1960s office


Retrofuturism in Furniture Design

From top:

  • Eero Saarinen Pedestal “Tulip” Chair - 1955
  • Maurice Calka P.-D.G. “Boomerang” Desk - Late 60′s
  • Panasonic 4000 Series Audio Egg - Early 70′s
  • Eero Aarnio Bubble chair - 1968
  • Adrian Pearsall sofa - Mid century
  • Television seat - 1960′s
  • “Future Office” - New York World’s Fair, 1964
  • German television console - 1958
  • “Boomerang” table
  • Philco Predicta Chalet - Late 50′s

Homage to New York: A Self-Constructing and Self-Destroying Work of Art Conceived and Built by Jean Tinguely
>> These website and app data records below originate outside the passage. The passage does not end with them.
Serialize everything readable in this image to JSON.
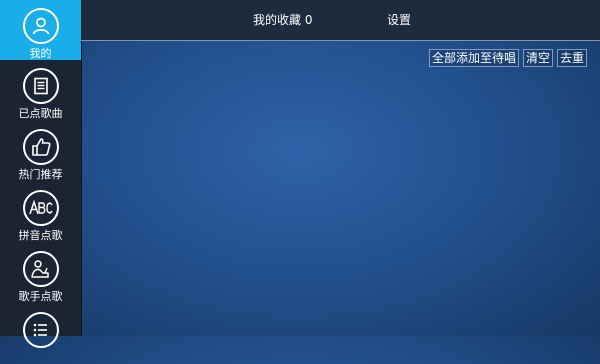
{
  "sidebar": {
    "items": [
      {
        "label": "我的",
        "icon": "user-icon",
        "active": true
      },
      {
        "label": "已点歌曲",
        "icon": "song-list-icon",
        "active": false
      },
      {
        "label": "热门推荐",
        "icon": "thumbs-up-icon",
        "active": false
      },
      {
        "label": "拼音点歌",
        "icon": "abc-pinyin-icon",
        "active": false
      },
      {
        "label": "歌手点歌",
        "icon": "singer-icon",
        "active": false
      },
      {
        "label": "",
        "icon": "list-icon",
        "active": false
      }
    ]
  },
  "header": {
    "tabs": [
      {
        "label": "我的收藏 0"
      },
      {
        "label": "设置"
      }
    ]
  },
  "toolbar": {
    "add_all_label": "全部添加至待唱",
    "clear_label": "清空",
    "dedupe_label": "去重"
  },
  "colors": {
    "active_nav": "#19adea",
    "sidebar_bg": "#1b2433",
    "main_bg": "#23518f"
  }
}
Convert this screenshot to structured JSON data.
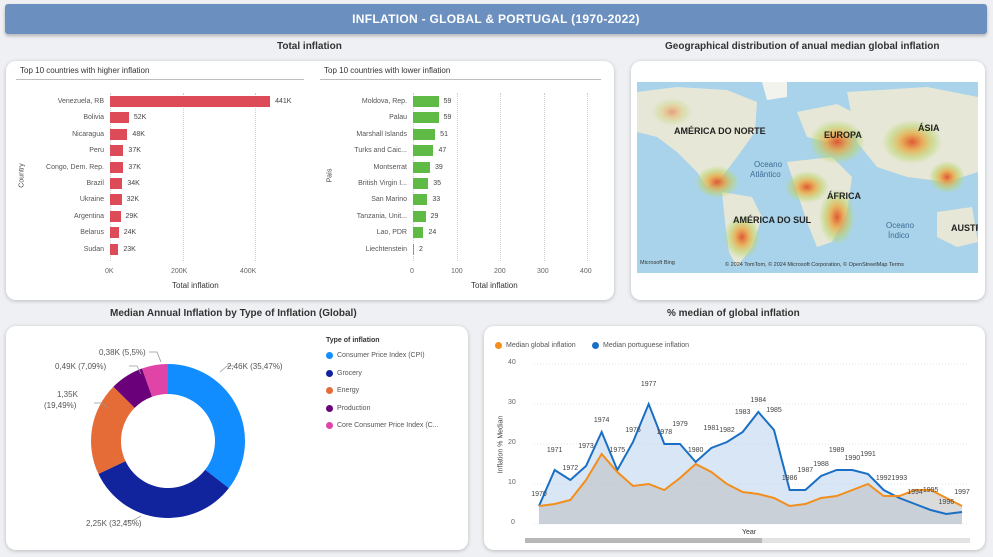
{
  "header": {
    "title": "INFLATION - GLOBAL & PORTUGAL (1970-2022)"
  },
  "total": {
    "title": "Total inflation",
    "higher": {
      "subtitle": "Top 10 countries with higher inflation",
      "ytitle": "Country",
      "xtitle": "Total inflation",
      "ticks": [
        "0K",
        "200K",
        "400K"
      ]
    },
    "lower": {
      "subtitle": "Top 10 countries with lower inflation",
      "ytitle": "País",
      "xtitle": "Total inflation",
      "ticks": [
        "0",
        "100",
        "200",
        "300",
        "400"
      ]
    }
  },
  "map": {
    "title": "Geographical distribution of anual median global inflation",
    "labels": {
      "north_america": "AMÉRICA DO NORTE",
      "europe": "EUROPA",
      "asia": "ÁSIA",
      "ocean_atl_1": "Oceano",
      "ocean_atl_2": "Atlântico",
      "africa": "ÁFRICA",
      "south_america": "AMÉRICA DO SUL",
      "ocean_ind_1": "Oceano",
      "ocean_ind_2": "Índico",
      "australia": "AUSTR"
    },
    "attribution": "© 2024 TomTom, © 2024 Microsoft Corporation, © OpenStreetMap  Terms",
    "logo": "Microsoft Bing"
  },
  "donut": {
    "title": "Median Annual Inflation by Type of Inflation (Global)",
    "legend_title": "Type of inflation",
    "labels": {
      "cpi_1": "2,46K (35,47%)",
      "grocery_1": "2,25K (32,45%)",
      "energy_1": "1,35K",
      "energy_2": "(19,49%)",
      "production_1": "0,49K (7,09%)",
      "core_1": "0,38K (5,5%)"
    },
    "legend": [
      {
        "name": "Consumer Price Index (CPI)",
        "color": "#118dff"
      },
      {
        "name": "Grocery",
        "color": "#12239e"
      },
      {
        "name": "Energy",
        "color": "#e66c37"
      },
      {
        "name": "Production",
        "color": "#6b007b"
      },
      {
        "name": "Core Consumer Price Index (C...",
        "color": "#e044a7"
      }
    ]
  },
  "line": {
    "title": "% median of global inflation",
    "legend": [
      {
        "name": "Median global inflation",
        "color": "#f28e1c"
      },
      {
        "name": "Median portuguese inflation",
        "color": "#1a6fc4"
      }
    ],
    "ytitle": "Inflation % Median",
    "xtitle": "Year",
    "yticks": [
      "40",
      "30",
      "20",
      "10",
      "0"
    ]
  },
  "chart_data": [
    {
      "type": "bar",
      "title": "Top 10 countries with higher inflation",
      "xlabel": "Total inflation",
      "ylabel": "Country",
      "categories": [
        "Venezuela, RB",
        "Bolivia",
        "Nicaragua",
        "Peru",
        "Congo, Dem. Rep.",
        "Brazil",
        "Ukraine",
        "Argentina",
        "Belarus",
        "Sudan"
      ],
      "values": [
        441000,
        52000,
        48000,
        37000,
        37000,
        34000,
        32000,
        29000,
        24000,
        23000
      ],
      "value_labels": [
        "441K",
        "52K",
        "48K",
        "37K",
        "37K",
        "34K",
        "32K",
        "29K",
        "24K",
        "23K"
      ],
      "xlim": [
        0,
        460000
      ],
      "color": "#dd4b58"
    },
    {
      "type": "bar",
      "title": "Top 10 countries with lower inflation",
      "xlabel": "Total inflation",
      "ylabel": "País",
      "categories": [
        "Moldova, Rep.",
        "Palau",
        "Marshall Islands",
        "Turks and Caic...",
        "Montserrat",
        "British Virgin I...",
        "San Marino",
        "Tanzania, Unit...",
        "Lao, PDR",
        "Liechtenstein"
      ],
      "values": [
        59,
        59,
        51,
        47,
        39,
        35,
        33,
        29,
        24,
        2
      ],
      "xlim": [
        0,
        400
      ],
      "color": "#5fba46"
    },
    {
      "type": "pie",
      "title": "Median Annual Inflation by Type of Inflation (Global)",
      "categories": [
        "Consumer Price Index (CPI)",
        "Grocery",
        "Energy",
        "Production",
        "Core Consumer Price Index (C..."
      ],
      "values": [
        2460,
        2250,
        1350,
        490,
        380
      ],
      "percentages": [
        35.47,
        32.45,
        19.49,
        7.09,
        5.5
      ]
    },
    {
      "type": "area",
      "title": "% median of global inflation",
      "xlabel": "Year",
      "ylabel": "Inflation % Median",
      "x": [
        1970,
        1971,
        1972,
        1973,
        1974,
        1975,
        1976,
        1977,
        1978,
        1979,
        1980,
        1981,
        1982,
        1983,
        1984,
        1985,
        1986,
        1987,
        1988,
        1989,
        1990,
        1991,
        1992,
        1993,
        1994,
        1995,
        1996,
        1997
      ],
      "ylim": [
        0,
        40
      ],
      "series": [
        {
          "name": "Median global inflation",
          "values": [
            4.5,
            5,
            6,
            11,
            17.5,
            13,
            9.5,
            10,
            8.5,
            11.5,
            15,
            13,
            10,
            8,
            7.5,
            6.5,
            4.5,
            5,
            6.5,
            7,
            8.5,
            10,
            7,
            7,
            8.5,
            8.5,
            6.5,
            4.5
          ]
        },
        {
          "name": "Median portuguese inflation",
          "values": [
            4.5,
            13.5,
            11,
            14.5,
            23,
            13.5,
            20.5,
            30,
            20,
            20,
            15.5,
            19,
            20.5,
            23,
            28,
            23.5,
            8.5,
            8.5,
            12,
            13.5,
            13.5,
            12.5,
            8.5,
            6.5,
            5,
            3.5,
            2.5,
            3
          ]
        }
      ]
    }
  ]
}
In 1960, MoMA’s Press Office sent a press release announcing, matter-of-factly, “A machine, 23 feet long and 27 feet high, conceived and built by the Swiss-born artist Jean Tinguely so that it destroys itself when set in motion, will be shown in the garden of the Museum of Modern Art Thursday evening, March 17.” Tinguely had been asked to create one of his signature kinetic artworks, and in collaboration with other artists such as Billy Klüver and Robert Rauschenberg he assembled a great self-destructing machine monument to the end of the mechanical age. Once set off, the machine performed for 27 minutes for a crowd of invited guests, after which they sorted through the remnants—including bicycle wheels, motors, a bathtub, and a piano—for souvenirs. Curator Peter Selz remembered Tinguely’s astonishment as he collected material for his sculpture: “He had never seen anything like the junkyards and junk heaps of New Jersey.”                                                                               
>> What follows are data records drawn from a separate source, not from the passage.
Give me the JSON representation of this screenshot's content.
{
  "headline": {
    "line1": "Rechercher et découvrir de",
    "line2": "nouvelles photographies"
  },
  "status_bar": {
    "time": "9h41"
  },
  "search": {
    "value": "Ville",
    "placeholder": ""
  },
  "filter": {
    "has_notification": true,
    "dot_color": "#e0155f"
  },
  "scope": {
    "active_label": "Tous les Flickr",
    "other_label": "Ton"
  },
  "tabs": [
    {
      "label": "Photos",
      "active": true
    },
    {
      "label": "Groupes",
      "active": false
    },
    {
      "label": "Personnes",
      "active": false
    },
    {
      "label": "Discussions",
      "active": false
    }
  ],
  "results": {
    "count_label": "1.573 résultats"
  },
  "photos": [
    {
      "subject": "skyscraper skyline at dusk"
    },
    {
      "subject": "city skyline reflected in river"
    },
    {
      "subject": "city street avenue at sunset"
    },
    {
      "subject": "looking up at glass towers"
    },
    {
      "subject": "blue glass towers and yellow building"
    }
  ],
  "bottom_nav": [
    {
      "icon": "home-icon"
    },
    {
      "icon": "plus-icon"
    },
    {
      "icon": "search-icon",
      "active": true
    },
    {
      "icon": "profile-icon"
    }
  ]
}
See images of the sculpture in action, read the out-of-print brochure, and more at mo.ma/52exhibitions. 36 of #52exhibitions #MoMAhistory #tbt

30-story Lorillard Building. 200 East 42nd Street, east side of Third Avenue. Emery Roth & Sons, 1957-1959. View of the Lorillad Building looking southeast from 666 Third Avenue Building at 42nd Street, in the summer of 1966, with the Continental Can Building (Harrison & Abramovitz, 1961) at right and Daily News Building (Hood & Howells, 1930) at left.
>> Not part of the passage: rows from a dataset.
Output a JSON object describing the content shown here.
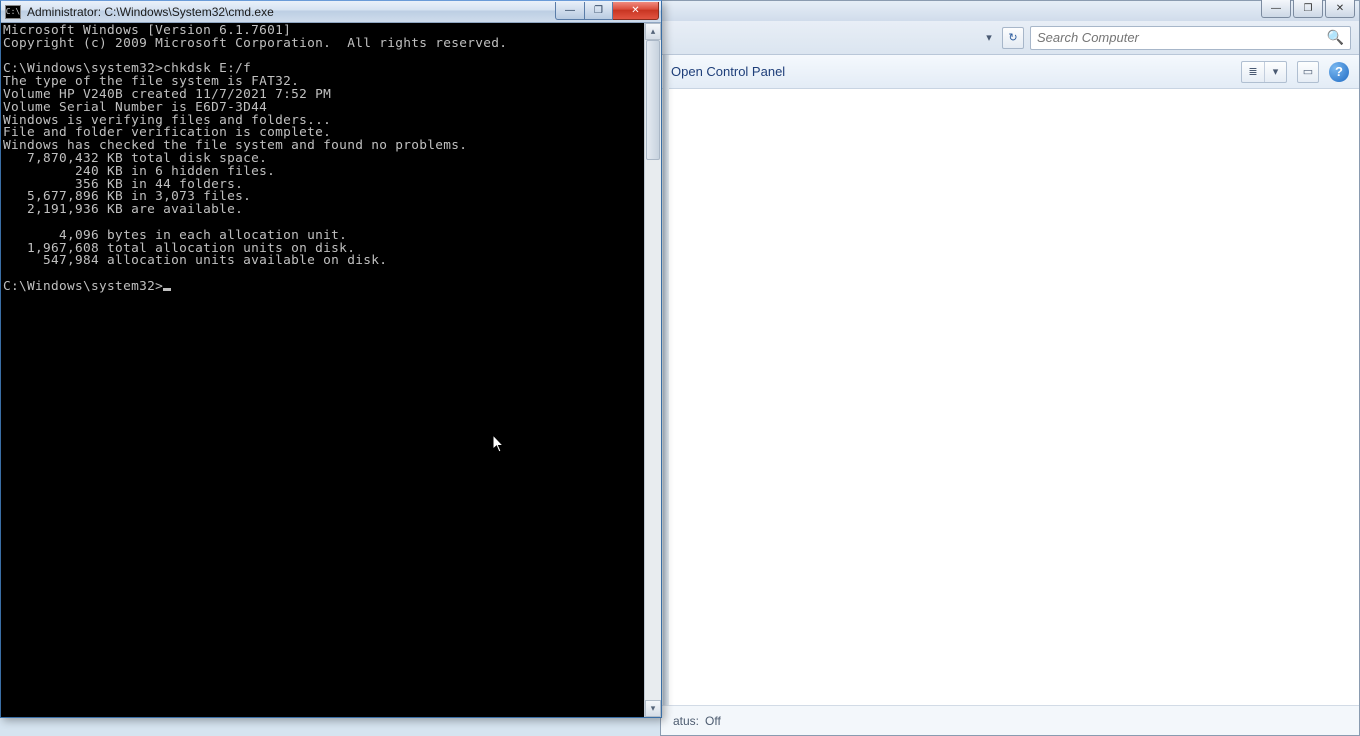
{
  "cmd": {
    "title": "Administrator: C:\\Windows\\System32\\cmd.exe",
    "icon_label": "C:\\",
    "lines": [
      "Microsoft Windows [Version 6.1.7601]",
      "Copyright (c) 2009 Microsoft Corporation.  All rights reserved.",
      "",
      "C:\\Windows\\system32>chkdsk E:/f",
      "The type of the file system is FAT32.",
      "Volume HP V240B created 11/7/2021 7:52 PM",
      "Volume Serial Number is E6D7-3D44",
      "Windows is verifying files and folders...",
      "File and folder verification is complete.",
      "Windows has checked the file system and found no problems.",
      "   7,870,432 KB total disk space.",
      "         240 KB in 6 hidden files.",
      "         356 KB in 44 folders.",
      "   5,677,896 KB in 3,073 files.",
      "   2,191,936 KB are available.",
      "",
      "       4,096 bytes in each allocation unit.",
      "   1,967,608 total allocation units on disk.",
      "     547,984 allocation units available on disk.",
      "",
      "C:\\Windows\\system32>"
    ]
  },
  "explorer": {
    "search_placeholder": "Search Computer",
    "toolbar": {
      "open_cp": "Open Control Panel"
    },
    "status": {
      "label": "atus:",
      "value": "Off"
    }
  },
  "glyphs": {
    "minimize": "—",
    "maximize": "❐",
    "close": "✕",
    "chevron_down": "▾",
    "chevron_up": "▴",
    "refresh": "↻",
    "search": "🔍",
    "help": "?",
    "view_icon": "≣",
    "pane": "▭"
  }
}
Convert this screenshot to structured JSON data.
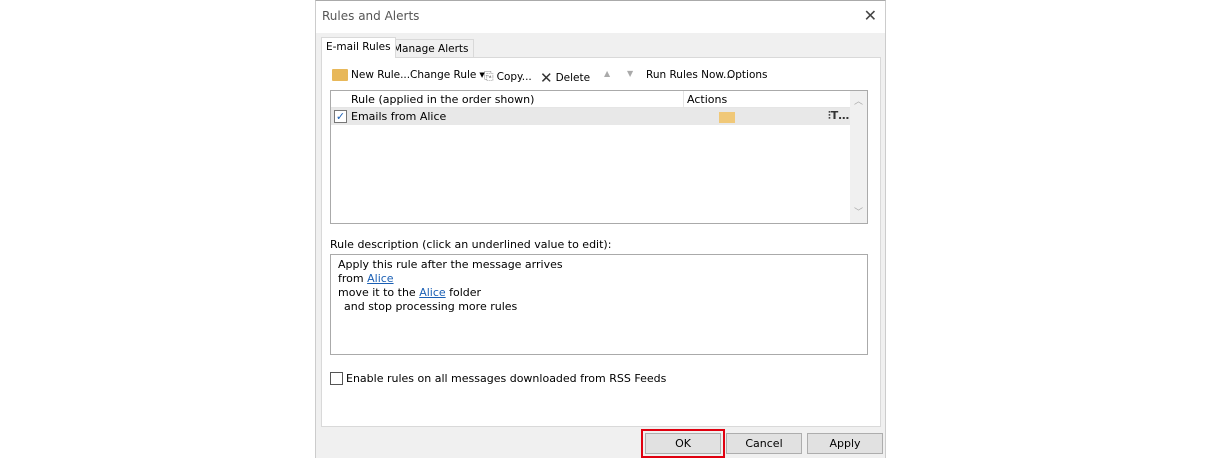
{
  "window": {
    "title": "Rules and Alerts"
  },
  "tabs": [
    {
      "label": "E-mail Rules",
      "active": true
    },
    {
      "label": "Manage Alerts",
      "active": false
    }
  ],
  "toolbar": {
    "new_rule": "New Rule...",
    "change_rule": "Change Rule",
    "copy": "Copy...",
    "delete": "Delete",
    "run_rules_now": "Run Rules Now...",
    "options": "Options"
  },
  "rules_list": {
    "columns": [
      "Rule (applied in the order shown)",
      "Actions"
    ],
    "rows": [
      {
        "name": "Emails from Alice",
        "enabled": true,
        "actions": [
          "move-to-folder-icon",
          "more-actions-icon"
        ]
      }
    ]
  },
  "description": {
    "label": "Rule description (click an underlined value to edit):",
    "line1": "Apply this rule after the message arrives",
    "line2_pre": "from ",
    "line2_link": "Alice",
    "line3_pre": "move it to the ",
    "line3_link": "Alice",
    "line3_post": " folder",
    "line4": "and stop processing more rules"
  },
  "rss": {
    "label": "Enable rules on all messages downloaded from RSS Feeds",
    "checked": false
  },
  "buttons": {
    "ok": "OK",
    "cancel": "Cancel",
    "apply": "Apply"
  },
  "colors": {
    "highlight": "#e0000f",
    "link": "#1a5fb4"
  }
}
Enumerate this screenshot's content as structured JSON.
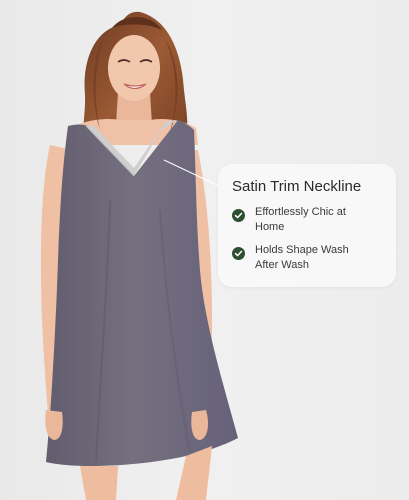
{
  "callout": {
    "title": "Satin Trim Neckline",
    "features": [
      {
        "text": "Effortlessly Chic at Home",
        "icon": "check-circle-icon"
      },
      {
        "text": "Holds Shape Wash After Wash",
        "icon": "check-circle-icon"
      }
    ]
  },
  "colors": {
    "background": "#ededed",
    "dress": "#6f6a7b",
    "satin_trim": "#c9c9c9",
    "hair": "#8a4a2a",
    "skin": "#f0c4a8",
    "check": "#2e4f31"
  }
}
Photo: Office for Metropolitan History, New York, N.Y.

Source: Stern, Robert. A.M. Mellins, Thomas. Fishman, David. “New York 1960. Architecture and urbanism between the Second World War and the Bicentennial” (New York. The Monacelli Press. 1997).